The answer consists solely of the data below, reproduced exactly.

[INFORMATION SHOWN Boundary: Start]

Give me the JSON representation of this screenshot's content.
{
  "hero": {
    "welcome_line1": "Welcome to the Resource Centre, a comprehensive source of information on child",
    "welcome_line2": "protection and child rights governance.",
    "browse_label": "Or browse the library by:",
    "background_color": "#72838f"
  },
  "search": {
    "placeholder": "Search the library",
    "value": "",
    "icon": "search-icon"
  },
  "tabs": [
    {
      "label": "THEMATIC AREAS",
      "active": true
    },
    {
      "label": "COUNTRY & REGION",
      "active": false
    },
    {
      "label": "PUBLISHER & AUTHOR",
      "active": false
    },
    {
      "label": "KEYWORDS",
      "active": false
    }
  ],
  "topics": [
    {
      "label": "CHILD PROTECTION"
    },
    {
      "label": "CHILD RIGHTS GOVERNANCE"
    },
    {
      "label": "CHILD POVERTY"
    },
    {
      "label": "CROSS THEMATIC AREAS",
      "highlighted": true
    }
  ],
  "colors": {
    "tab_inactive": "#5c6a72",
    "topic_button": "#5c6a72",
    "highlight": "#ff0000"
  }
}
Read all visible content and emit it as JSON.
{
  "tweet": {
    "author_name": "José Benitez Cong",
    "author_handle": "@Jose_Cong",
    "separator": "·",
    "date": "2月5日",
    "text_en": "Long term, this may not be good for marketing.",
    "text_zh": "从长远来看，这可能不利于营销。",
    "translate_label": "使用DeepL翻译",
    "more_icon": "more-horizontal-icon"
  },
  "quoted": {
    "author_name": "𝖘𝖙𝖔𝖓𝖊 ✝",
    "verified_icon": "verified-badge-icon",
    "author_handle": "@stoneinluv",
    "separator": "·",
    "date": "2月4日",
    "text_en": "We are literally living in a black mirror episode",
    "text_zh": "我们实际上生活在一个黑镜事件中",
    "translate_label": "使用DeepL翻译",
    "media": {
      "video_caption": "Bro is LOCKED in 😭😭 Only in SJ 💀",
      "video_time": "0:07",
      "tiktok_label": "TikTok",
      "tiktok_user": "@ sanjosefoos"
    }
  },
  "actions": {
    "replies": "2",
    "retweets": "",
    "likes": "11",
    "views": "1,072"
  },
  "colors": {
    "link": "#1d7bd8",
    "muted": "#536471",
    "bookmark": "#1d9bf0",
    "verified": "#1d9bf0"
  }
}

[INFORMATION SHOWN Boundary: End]

* [RESPONSE TO THIS EXERCISE]
Give me the JSON representation of this screenshot's content.
{
  "hero": {
    "welcome_line1": "Welcome to the Resource Centre, a comprehensive source of information on child",
    "welcome_line2": "protection and child rights governance.",
    "browse_label": "Or browse the library by:",
    "background_color": "#72838f"
  },
  "search": {
    "placeholder": "Search the library",
    "value": "",
    "icon": "search-icon"
  },
  "tabs": [
    {
      "label": "THEMATIC AREAS",
      "active": true
    },
    {
      "label": "COUNTRY & REGION",
      "active": false
    },
    {
      "label": "PUBLISHER & AUTHOR",
      "active": false
    },
    {
      "label": "KEYWORDS",
      "active": false
    }
  ],
  "topics": [
    {
      "label": "CHILD PROTECTION"
    },
    {
      "label": "CHILD RIGHTS GOVERNANCE"
    },
    {
      "label": "CHILD POVERTY"
    },
    {
      "label": "CROSS THEMATIC AREAS",
      "highlighted": true
    }
  ],
  "colors": {
    "tab_inactive": "#5c6a72",
    "topic_button": "#5c6a72",
    "highlight": "#ff0000"
  }
}
Read all visible content and emit it as JSON.
{
  "tweet": {
    "author_name": "José Benitez Cong",
    "author_handle": "@Jose_Cong",
    "separator": "·",
    "date": "2月5日",
    "text_en": "Long term, this may not be good for marketing.",
    "text_zh": "从长远来看，这可能不利于营销。",
    "translate_label": "使用DeepL翻译",
    "more_icon": "more-horizontal-icon"
  },
  "quoted": {
    "author_name": "𝖘𝖙𝖔𝖓𝖊 ✝",
    "verified_icon": "verified-badge-icon",
    "author_handle": "@stoneinluv",
    "separator": "·",
    "date": "2月4日",
    "text_en": "We are literally living in a black mirror episode",
    "text_zh": "我们实际上生活在一个黑镜事件中",
    "translate_label": "使用DeepL翻译",
    "media": {
      "video_caption": "Bro is LOCKED in 😭😭 Only in SJ 💀",
      "video_time": "0:07",
      "tiktok_label": "TikTok",
      "tiktok_user": "@ sanjosefoos"
    }
  },
  "actions": {
    "replies": "2",
    "retweets": "",
    "likes": "11",
    "views": "1,072"
  },
  "colors": {
    "link": "#1d7bd8",
    "muted": "#536471",
    "bookmark": "#1d9bf0",
    "verified": "#1d9bf0"
  }
}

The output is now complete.